“The hell would someone do something like that?”
“The police think… they think it was organ traffickers. Likely from Africa. They’re not sure. There are rumors that Ghanaian migrants from The Tombs are responsible but there’s no proof of anything yet. No one is talking.”
Cole pulled up a chair and sat down beside his friend, eyes affixed to the screen, to the thin black face of the dead boy. He looked quite happy in the photo, a wide, blissful smile breaking out and ruffling the smooth youthful skin, revealing two rows of teeth, crooked, immature and still falling out and growing back in. Anna studied Cole’s face, he wasn’t sad, not really, she could tell by the listlessness about the eyes and the nervous, impatient tapping of his left foot. This wasn’t a issue upon which interaction was desired. He wanted to flee now. Flee back to comforting her. Anger began to boil in her blood, rising up and threatening to tear out of her throat with a harsh vocality. At the last the woman stilled the clangorous ringing of her soul, inhaled and exhaled meditatively; she had to focus, it wasn’t his fault, she told herself, it wasn’t his fault, it wasn’t his fault, it wasn’t his fault. The one to blame was somewhere out there, out beyond her shabby loft, out beyond the soaring apartment complex that sat near the border zone of The Tombs. In that moment, as she looked again to the picture on the screen, observing Cole’s lack of concern and morbid curiosity, she vowed she would find the killer. She would find the one’s responsible and make them pay. Dearly.
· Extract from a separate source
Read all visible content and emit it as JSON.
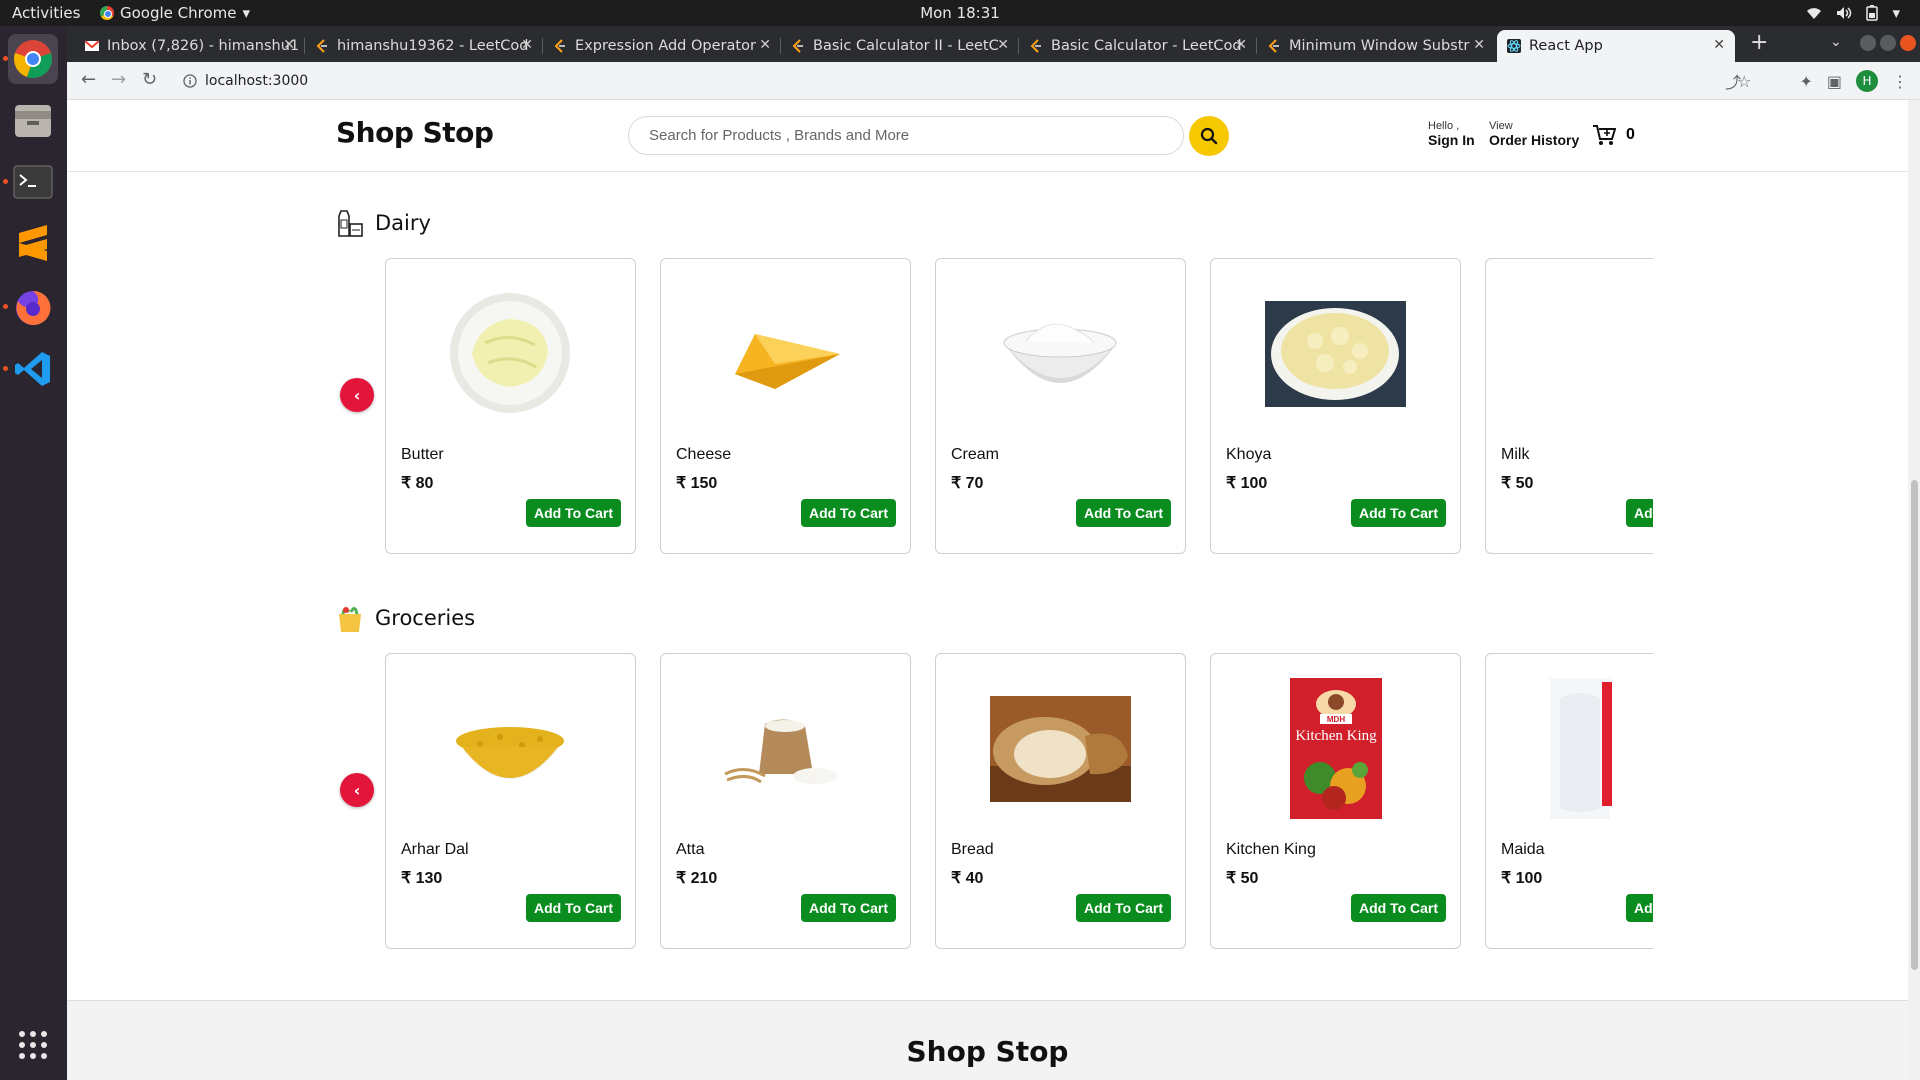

At length Cole turned in the creaking, leather-bound swivel chair, his spindly, yet well muscled hands twining together with queasy excitement. He wanted to speak. To comfort his friend. Words failed him. Finally he mustered the courage to vocalize, “You know today is the big unveiling of the new gallery at Partridge Museum. I… I’ve been thinking of going. Would you like to come with me?”
“Yeah, I’d like that. I could use something to take my mind off of,” she gestured at the screen, “All of this.”